Marojejy national park is also referred to as Marojevy National Park. This is a rugged and untamed mountainous area of 600 km² and 75-2.200 m altitude. Marojejy National Park is one of the most strikingly beautiful wild areas of the country. The magic of this beauty lies on its Jurassic park character.
90% of Marojejy national park is covered with original primary forests. There are voluptuous hillsides, completely carpeted by a lush green rainforests. Here shrubs, ferns, feathery mosses and lichens hang from the tree branches in the search of light, extend onto the horizon.
The inaccessibility of the area has created a natural laboratory that hosts a unique flora and fauna. For a long time Marojejy National park, created in 1952, was reserved exclusively for scientists until it finally opened to the general public.
In June 2007, it was officially declared a UNESCO World Heritage Site in recognition of its unparalleled biodiversity and stunning landscapes. Hopefully these two significant events will become a turning point for the park’s major threat.
The threats are the traditional slash and burn method (called tavy) practised by the Tsimihety people. It has been reported that during the political crisis of 2009 precious woods have been illegal cut within the National Park boudaries.
Flora and Fauna in Marojejy National Park
There is a rich list of plants and animals in Marojejy National Park. Most of these are endemic to the area and is truly impressive.
Flora Biosphere in Marojejy National Park
At least 275 species of ferns and more than 50 species of palms have been catalogued in the different types of forest depending on the altitude.
In the low altitude rainforest it is dominated by palm tress up to 800 m. The montane forest from 800 to 1500 m where 300 epiphytes species grow together with bamboo, mosses and lichens.
We have the sclerophyllous forest up to 1800 m where the lichens and mosses are most common, and moorland mountain vegetation from 1800 upwards.
Fauna Biosphere in Marojejy National Park
Concerning the fauna, 150 species of amphibians and reptiles live in Marojejy. They include 60 frogs such as the green climbing mantilla, leaf-tailed geckos, brookesia chameleons and lot of leeches.
There are 45 mammal species, among the 11 lemurs. The most representative is the critically endangered silky sifaka. This only occurs here and in Anjanaharibe-Sud Reserve.
Another lemurs found here are Indri, red-bellied lemur, Eastern woolly lemur, aye-aye, bamboo lemur or Weasel sportive lemur.
Birds are also very well represented with 118 species have been observed so far. They include the helmet vanga, Madagascarserpent-eagle, velvet asity, cryptic warbler, short-legged ground roller or Scaly ground-roller.
And yet, the park still remains considerably unknown. Virtually every expedition up the slippery slopes and the roaring streams succeeds with the discovery of new species, mainly invertebrates.
Where is Marojejy National Park
Marojejy national park is located in northeast Madagascar. This Madagascar national park is on the sacred mountain’s slopes of same name inside Sava province.
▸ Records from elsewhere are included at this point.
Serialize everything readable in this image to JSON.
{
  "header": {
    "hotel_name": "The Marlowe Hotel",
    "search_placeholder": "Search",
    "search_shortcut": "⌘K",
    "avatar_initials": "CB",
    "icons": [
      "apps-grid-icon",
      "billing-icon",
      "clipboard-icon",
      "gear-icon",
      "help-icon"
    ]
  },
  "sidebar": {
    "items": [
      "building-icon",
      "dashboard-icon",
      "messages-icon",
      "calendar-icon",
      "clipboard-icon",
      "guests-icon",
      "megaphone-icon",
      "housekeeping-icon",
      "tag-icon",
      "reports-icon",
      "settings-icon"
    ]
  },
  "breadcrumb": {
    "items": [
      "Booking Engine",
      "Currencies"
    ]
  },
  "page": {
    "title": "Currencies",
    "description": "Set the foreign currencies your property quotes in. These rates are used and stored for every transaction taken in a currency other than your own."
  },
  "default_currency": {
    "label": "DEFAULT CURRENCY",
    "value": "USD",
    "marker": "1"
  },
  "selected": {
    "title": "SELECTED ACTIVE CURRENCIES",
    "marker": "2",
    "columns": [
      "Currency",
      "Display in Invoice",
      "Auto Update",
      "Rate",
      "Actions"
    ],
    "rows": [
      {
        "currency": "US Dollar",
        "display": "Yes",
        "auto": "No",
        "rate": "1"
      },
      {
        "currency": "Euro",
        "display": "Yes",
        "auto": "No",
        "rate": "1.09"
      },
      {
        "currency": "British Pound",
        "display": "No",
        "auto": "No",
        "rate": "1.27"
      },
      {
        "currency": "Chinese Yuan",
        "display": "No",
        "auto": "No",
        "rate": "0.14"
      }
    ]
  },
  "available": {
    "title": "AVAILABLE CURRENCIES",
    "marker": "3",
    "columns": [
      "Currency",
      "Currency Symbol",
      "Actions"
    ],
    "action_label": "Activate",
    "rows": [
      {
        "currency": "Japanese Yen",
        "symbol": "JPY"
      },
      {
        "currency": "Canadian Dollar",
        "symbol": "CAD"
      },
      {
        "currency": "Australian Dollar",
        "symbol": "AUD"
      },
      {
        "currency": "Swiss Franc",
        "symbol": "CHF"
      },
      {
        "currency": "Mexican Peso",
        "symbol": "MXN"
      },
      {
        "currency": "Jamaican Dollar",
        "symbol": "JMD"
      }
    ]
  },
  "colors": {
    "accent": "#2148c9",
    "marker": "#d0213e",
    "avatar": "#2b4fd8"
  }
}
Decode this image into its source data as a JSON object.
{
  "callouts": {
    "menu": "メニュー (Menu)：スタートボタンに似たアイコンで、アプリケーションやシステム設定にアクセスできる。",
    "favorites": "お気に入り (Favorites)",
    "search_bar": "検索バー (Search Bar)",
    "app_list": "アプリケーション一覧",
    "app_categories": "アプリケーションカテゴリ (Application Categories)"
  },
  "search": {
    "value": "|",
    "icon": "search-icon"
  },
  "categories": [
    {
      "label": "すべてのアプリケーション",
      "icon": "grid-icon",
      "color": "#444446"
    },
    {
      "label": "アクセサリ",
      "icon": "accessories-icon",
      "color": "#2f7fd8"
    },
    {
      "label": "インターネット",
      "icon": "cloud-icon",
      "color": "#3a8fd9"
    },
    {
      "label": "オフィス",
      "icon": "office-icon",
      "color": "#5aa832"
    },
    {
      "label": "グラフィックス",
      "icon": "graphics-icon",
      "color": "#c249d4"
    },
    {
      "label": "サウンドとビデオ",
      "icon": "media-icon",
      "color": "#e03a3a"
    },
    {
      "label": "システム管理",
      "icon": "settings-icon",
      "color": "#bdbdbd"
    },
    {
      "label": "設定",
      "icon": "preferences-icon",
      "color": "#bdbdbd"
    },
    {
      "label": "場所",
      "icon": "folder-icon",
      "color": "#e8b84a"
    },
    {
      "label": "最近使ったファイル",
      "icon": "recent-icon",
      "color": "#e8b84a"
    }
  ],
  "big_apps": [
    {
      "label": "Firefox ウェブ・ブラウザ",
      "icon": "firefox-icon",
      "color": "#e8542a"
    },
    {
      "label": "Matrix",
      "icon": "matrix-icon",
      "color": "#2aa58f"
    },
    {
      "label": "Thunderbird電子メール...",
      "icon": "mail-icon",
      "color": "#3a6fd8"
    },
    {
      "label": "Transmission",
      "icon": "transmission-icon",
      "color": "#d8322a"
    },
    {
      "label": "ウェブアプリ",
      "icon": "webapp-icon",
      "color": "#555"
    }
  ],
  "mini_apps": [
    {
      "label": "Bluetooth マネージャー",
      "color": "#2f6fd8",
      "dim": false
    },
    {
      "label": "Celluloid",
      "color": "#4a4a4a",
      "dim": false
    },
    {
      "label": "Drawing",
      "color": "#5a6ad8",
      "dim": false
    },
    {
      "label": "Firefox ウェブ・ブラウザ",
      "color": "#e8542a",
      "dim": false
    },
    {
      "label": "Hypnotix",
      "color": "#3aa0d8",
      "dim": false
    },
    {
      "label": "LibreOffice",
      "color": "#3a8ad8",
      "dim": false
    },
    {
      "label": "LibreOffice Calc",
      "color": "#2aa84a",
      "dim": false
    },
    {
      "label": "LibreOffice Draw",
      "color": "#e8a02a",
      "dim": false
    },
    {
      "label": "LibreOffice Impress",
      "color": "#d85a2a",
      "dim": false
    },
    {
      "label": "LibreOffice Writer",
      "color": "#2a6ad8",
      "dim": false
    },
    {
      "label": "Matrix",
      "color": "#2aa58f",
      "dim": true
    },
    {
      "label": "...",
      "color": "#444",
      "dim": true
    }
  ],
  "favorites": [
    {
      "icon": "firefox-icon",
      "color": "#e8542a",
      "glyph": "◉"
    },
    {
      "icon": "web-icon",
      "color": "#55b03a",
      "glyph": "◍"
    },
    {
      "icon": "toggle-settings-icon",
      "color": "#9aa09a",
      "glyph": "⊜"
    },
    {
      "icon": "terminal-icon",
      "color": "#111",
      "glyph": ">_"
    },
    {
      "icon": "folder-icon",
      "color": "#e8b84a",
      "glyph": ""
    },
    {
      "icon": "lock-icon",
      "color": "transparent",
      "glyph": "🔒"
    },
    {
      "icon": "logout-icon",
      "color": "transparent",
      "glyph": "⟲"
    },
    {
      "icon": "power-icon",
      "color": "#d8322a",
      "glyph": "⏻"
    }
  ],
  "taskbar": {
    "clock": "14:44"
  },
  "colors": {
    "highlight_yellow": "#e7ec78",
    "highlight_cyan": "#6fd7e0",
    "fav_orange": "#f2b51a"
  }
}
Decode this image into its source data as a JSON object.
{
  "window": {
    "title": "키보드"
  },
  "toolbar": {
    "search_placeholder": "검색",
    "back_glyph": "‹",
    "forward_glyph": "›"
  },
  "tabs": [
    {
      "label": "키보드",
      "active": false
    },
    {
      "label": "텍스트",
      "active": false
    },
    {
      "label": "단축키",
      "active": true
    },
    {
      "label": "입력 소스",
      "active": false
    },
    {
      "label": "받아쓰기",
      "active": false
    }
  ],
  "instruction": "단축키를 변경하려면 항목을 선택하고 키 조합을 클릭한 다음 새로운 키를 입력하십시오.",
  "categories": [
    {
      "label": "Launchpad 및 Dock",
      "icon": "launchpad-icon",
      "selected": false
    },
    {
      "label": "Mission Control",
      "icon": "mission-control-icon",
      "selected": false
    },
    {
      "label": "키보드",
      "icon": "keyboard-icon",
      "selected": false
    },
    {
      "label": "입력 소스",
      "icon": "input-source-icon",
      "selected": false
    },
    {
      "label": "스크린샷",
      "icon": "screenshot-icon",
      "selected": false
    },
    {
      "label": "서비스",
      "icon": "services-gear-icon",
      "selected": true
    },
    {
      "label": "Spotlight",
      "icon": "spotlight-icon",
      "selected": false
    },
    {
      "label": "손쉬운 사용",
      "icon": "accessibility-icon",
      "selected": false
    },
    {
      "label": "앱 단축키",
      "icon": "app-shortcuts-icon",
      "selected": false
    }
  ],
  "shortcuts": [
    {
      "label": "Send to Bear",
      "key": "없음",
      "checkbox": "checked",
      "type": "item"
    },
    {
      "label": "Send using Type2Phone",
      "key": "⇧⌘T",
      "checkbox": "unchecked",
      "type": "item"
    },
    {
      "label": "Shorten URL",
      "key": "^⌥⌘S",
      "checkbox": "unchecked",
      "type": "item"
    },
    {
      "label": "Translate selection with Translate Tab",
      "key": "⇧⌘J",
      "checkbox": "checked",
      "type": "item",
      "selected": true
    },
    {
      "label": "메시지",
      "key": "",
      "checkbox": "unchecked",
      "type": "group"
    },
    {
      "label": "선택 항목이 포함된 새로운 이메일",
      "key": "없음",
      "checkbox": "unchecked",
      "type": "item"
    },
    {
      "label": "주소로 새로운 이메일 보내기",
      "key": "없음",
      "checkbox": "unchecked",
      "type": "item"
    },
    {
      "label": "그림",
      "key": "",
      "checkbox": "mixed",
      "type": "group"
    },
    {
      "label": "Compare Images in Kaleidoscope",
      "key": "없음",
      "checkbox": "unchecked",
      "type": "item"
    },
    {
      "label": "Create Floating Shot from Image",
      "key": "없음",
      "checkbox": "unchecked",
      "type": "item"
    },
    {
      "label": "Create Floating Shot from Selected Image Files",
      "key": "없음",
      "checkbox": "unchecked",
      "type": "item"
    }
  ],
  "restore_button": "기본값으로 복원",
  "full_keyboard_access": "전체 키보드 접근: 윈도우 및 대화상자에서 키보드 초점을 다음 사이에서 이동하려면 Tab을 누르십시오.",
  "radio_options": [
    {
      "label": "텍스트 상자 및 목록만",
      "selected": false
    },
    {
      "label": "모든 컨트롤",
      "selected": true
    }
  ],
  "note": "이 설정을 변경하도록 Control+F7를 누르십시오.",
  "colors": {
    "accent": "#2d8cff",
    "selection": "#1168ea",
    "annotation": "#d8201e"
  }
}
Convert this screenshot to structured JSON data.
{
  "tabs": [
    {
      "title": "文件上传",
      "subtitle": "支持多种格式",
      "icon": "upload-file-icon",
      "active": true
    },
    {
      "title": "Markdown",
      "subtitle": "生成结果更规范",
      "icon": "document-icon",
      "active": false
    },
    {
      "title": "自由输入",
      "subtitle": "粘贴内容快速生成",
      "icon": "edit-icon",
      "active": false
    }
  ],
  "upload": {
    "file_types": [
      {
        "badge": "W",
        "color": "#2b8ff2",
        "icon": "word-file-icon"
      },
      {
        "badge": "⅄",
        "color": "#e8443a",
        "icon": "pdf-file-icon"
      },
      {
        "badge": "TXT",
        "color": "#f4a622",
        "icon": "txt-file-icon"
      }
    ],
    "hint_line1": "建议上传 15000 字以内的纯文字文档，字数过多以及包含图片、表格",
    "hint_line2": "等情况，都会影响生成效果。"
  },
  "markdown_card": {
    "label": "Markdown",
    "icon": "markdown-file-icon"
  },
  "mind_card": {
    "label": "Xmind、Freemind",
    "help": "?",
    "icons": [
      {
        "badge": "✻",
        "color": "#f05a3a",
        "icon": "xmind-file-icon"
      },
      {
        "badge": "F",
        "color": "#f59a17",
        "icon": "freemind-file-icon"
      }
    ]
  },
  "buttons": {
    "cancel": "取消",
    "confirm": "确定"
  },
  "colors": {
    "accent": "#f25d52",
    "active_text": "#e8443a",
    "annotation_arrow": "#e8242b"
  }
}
The “capital of vanilla”, Sambava, is about 60 km eastern to Marojejy. From there, a street passing the national park reaches to Andapa in Madagascar’s northwest. Due to its isolated location and lack of infrastructure.
It is quite challenging to travel to Marojejy national park. The one and only safe way there is flying from the capital, Antananarivo, or Maroantsetra to Sambava. You can continue from there via car (relatively good road condition from Sambava until park office).
Take the overland road from Ambilobe to the East via Vohémar at northeastern coast. Go further on to Sambava mainly consists of dirt tracks, which are hardly drivable.
Periodically, this route is not drivable at all and lots of unforeseen events (broken bridges, sloughs and swelling rivers after rain) discourage any traveller from trying this way.